── Record extracts

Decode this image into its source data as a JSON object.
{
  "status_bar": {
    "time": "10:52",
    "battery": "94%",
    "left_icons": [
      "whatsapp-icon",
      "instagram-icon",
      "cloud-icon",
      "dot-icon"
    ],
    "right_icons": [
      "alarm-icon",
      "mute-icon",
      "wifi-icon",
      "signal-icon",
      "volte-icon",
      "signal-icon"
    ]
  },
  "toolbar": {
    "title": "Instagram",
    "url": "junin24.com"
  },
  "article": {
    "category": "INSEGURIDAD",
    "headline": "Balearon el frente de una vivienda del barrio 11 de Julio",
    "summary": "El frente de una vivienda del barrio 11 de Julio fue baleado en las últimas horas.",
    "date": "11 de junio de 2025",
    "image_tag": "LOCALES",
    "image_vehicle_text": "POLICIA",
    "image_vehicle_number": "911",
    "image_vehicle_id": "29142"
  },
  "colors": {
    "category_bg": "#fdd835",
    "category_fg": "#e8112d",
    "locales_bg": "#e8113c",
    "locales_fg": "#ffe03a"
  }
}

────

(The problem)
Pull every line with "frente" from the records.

(Reply)
    "headline": "Balearon el frente de una vivienda del barrio 11 de Julio",
    "summary": "El frente de una vivienda del barrio 11 de Julio fue baleado en las últimas horas.",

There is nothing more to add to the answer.